What helps make a child ready to learn? Besides a good night’s sleep, it’s healthy food to fuel their brains and bodies. Making sure kids have time for a healthy breakfast that includes protein is key for preparing them for the first half of their school day.
Parents can’t be at school during lunchtime to make sure their kids are eating well, but packing a wholesome, appetizing lunch can go a long way to ensure kids don’t come home ravenous (and grumpy).
As a pediatrician, I recommend parents follow these easy steps to make their kids’ lunches nutritious — as well as increasing the odds that kids will actually eat them.
Kids’ lunches should be full of whole foods. Steer clear of processed foods that tend to have nutrients stripped out and extra sugar added. Instead, includes these:
- Whole wheat bread or tortillas
- Lean proteins like turkey and chicken
- Low-fat dairy such as yogurt and cheese sticks
- Fresh fruits and vegetables
- Dips that contain healthy fats like hummus, guacamole and nut butters. If your child’s school prohibits peanut butter, see if substitutes like almond butter or sunflower butter are okay.
Skip sweetened beverages — a 12-ounce can of soda can contain up to 10 teaspoons of sugar, and fruit juices may have that much or more! Instead, pack low-fat milk or water, or have children get milk at school.

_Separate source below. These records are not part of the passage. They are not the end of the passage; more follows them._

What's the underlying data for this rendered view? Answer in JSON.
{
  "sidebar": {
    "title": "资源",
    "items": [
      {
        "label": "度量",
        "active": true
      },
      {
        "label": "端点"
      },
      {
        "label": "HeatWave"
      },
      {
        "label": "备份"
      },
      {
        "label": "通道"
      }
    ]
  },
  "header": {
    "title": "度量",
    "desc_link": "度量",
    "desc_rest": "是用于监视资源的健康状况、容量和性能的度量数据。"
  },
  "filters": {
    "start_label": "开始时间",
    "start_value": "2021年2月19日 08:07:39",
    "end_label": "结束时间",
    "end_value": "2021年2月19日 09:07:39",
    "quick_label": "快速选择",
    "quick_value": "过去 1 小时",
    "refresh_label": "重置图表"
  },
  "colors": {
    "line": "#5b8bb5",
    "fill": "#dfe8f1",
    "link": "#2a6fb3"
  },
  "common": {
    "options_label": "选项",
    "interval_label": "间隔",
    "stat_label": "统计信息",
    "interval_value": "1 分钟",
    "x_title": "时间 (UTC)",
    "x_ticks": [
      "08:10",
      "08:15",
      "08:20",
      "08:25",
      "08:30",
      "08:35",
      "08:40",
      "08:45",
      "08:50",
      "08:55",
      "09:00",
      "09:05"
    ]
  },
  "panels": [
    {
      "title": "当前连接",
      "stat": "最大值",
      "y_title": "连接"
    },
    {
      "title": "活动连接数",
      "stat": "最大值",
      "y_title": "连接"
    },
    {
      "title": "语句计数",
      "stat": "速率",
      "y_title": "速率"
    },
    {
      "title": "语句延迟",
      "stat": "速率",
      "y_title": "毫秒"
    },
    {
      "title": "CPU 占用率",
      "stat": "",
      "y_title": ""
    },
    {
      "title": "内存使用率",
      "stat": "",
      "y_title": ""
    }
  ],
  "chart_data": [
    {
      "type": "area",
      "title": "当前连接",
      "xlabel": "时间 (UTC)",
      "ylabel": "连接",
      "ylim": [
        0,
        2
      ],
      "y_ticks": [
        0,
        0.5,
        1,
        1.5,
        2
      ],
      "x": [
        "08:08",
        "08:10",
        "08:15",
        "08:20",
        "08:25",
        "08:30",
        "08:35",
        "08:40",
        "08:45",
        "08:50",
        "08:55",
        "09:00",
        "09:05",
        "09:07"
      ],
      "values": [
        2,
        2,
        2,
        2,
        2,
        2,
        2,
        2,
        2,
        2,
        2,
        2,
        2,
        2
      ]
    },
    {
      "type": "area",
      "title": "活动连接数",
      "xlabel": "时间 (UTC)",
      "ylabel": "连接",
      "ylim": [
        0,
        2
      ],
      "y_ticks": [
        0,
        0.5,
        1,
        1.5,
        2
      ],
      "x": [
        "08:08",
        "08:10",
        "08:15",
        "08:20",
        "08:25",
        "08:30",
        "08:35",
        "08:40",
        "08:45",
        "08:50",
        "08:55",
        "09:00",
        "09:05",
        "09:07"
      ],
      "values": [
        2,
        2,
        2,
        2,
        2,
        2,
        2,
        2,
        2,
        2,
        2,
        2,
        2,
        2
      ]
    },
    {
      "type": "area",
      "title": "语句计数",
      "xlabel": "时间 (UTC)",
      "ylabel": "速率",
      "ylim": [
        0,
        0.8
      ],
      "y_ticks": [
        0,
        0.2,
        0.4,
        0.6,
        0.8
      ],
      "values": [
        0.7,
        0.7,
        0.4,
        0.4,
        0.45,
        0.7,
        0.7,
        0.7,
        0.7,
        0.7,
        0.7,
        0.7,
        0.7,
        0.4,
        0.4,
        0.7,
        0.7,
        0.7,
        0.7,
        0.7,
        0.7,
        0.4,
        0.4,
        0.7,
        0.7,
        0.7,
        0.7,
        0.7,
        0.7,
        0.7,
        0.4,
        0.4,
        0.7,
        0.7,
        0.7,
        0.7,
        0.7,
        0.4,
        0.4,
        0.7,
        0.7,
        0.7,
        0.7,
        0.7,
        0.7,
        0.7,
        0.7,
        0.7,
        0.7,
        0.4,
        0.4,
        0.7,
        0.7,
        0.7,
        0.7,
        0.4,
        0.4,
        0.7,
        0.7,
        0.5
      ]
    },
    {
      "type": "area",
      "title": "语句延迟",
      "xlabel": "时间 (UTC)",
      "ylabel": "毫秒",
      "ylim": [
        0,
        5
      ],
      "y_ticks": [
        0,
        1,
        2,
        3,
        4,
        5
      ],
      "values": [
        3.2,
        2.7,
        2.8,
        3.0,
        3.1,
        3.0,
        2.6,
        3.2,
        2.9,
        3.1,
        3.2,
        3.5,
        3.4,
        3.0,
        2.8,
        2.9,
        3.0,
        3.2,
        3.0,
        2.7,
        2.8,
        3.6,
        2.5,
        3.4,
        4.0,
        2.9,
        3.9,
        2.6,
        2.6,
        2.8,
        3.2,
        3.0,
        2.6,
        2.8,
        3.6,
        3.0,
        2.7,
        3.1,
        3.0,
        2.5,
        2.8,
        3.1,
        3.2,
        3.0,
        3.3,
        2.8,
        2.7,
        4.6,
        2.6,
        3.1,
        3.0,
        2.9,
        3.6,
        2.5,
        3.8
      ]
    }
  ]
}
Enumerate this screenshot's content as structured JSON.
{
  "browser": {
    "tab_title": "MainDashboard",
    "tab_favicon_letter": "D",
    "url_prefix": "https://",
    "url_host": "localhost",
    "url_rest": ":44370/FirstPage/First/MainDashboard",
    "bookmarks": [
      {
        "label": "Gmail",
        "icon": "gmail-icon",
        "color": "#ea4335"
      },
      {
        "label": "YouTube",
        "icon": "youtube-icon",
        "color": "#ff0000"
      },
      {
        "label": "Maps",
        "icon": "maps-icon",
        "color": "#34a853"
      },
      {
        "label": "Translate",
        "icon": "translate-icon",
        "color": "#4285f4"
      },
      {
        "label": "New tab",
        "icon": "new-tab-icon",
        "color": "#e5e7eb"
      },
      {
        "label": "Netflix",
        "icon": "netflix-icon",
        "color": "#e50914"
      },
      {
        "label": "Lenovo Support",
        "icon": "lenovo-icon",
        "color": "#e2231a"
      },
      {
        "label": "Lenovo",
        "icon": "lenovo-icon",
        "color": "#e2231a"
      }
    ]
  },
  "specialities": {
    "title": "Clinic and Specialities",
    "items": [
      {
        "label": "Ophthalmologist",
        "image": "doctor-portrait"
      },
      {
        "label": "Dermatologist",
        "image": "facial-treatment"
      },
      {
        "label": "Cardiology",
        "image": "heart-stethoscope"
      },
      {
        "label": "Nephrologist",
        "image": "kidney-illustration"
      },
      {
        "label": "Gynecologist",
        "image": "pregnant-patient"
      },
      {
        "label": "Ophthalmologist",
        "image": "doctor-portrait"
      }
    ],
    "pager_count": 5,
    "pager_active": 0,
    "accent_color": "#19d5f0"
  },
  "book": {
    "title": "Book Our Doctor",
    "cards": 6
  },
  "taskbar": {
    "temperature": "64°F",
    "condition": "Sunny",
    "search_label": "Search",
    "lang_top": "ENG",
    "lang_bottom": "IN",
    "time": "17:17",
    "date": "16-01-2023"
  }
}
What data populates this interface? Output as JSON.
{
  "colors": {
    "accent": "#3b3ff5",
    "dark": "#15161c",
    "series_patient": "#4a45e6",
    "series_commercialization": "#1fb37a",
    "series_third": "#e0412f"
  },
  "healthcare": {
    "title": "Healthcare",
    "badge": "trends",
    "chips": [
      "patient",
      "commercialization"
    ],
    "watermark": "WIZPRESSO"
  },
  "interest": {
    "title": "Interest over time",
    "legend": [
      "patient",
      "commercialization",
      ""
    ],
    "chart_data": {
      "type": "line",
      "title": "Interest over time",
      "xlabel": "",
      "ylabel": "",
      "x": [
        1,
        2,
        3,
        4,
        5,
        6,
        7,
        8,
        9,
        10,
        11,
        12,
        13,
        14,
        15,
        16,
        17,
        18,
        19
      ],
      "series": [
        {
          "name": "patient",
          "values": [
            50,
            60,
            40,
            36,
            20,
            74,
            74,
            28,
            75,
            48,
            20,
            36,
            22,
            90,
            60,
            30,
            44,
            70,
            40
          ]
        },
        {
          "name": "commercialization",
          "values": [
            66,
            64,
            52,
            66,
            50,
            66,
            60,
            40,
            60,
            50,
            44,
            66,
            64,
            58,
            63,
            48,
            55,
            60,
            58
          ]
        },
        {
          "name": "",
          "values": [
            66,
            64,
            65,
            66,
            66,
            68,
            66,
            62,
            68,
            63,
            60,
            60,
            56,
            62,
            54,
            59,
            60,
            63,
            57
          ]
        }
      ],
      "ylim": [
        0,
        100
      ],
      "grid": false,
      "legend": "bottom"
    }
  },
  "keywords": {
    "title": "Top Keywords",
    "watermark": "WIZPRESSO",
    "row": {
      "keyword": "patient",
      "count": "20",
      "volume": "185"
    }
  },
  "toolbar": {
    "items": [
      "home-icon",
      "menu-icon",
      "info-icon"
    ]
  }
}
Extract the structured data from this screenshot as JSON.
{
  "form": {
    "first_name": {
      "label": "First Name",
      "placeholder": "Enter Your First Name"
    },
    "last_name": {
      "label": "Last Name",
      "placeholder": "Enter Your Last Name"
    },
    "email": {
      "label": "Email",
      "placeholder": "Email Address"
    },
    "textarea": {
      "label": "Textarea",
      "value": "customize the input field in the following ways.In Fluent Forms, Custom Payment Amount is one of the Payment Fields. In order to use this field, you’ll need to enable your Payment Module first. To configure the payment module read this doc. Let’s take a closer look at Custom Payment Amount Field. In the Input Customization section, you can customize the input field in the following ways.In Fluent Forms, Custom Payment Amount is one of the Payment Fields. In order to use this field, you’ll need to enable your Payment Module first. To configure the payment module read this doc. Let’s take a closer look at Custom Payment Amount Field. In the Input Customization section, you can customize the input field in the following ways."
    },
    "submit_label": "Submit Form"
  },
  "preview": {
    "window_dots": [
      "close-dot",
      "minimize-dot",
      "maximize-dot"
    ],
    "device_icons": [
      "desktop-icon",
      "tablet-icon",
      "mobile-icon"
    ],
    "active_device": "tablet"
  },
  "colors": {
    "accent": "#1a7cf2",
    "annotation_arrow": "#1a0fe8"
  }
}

Mix it up
Keep lunches interesting by including a variety of foods. Sandwiches or wraps are a great standby, but try these ideas, too:
- Healthy leftovers make a great lunch. Heat pasta, chicken or casserole and put in a sturdy thermos.
- Pita pizzas are easy and fun. Top a whole grain pita with mozzarella cheese and roasted vegetables and bake ahead of time.
- Try pasta salad made with fresh veggies, cubes of mozzarella cheese and thinly sliced ham or salami.
- Hard boiled eggs or a whole grain bagel with cream cheese are solid standbys.
- Sweet treats, like a cookie or piece of chocolate, are okay once in a while. Just be sure they’re treats, not a daily habit.
Plan ahead with kids by giving them choices like “Would you like a plum or strawberries tomorrow?” Additional ways to involve your kids:
- Go grocery shopping or to the farmer’s market together to pick out healthy produce and other foods.
- Help your child make a list of favorite healthy lunch items to post on the refrigerator.
- Prepare food together. Older kids can play a bigger role by making their own lunches with guidance.
Try this easy, make-ahead recipe to get kids involved:
Baked mini quiches
- 6 eggs
- 3 tablespoons low-fat milk
- 1 cup cheese: cheddar, swiss or Monterey jack
- ½ cup chopped herbs or vegetables of choice
- ¼ teaspoon salt
- Ground black pepper to taste
1. Preheat oven to 350 degrees.
2. Coat muffin tin with cooking spray.
3. Whisk together eggs and milk. Add cheese, salt and pepper and vegetables. Stir to combine.
4. Pour egg mixture evenly into six compartments of muffin tin. Bake 15 minutes or until cooked through. Allow to cool.
5. Quiches can be stored in an airtight container in the refrigerator, or frozen for later use.
If you have questions about your child’s eating habits or nutrition, be sure to talk to your pediatrician.
Learn more about Bethany Weinert, MD, MPH.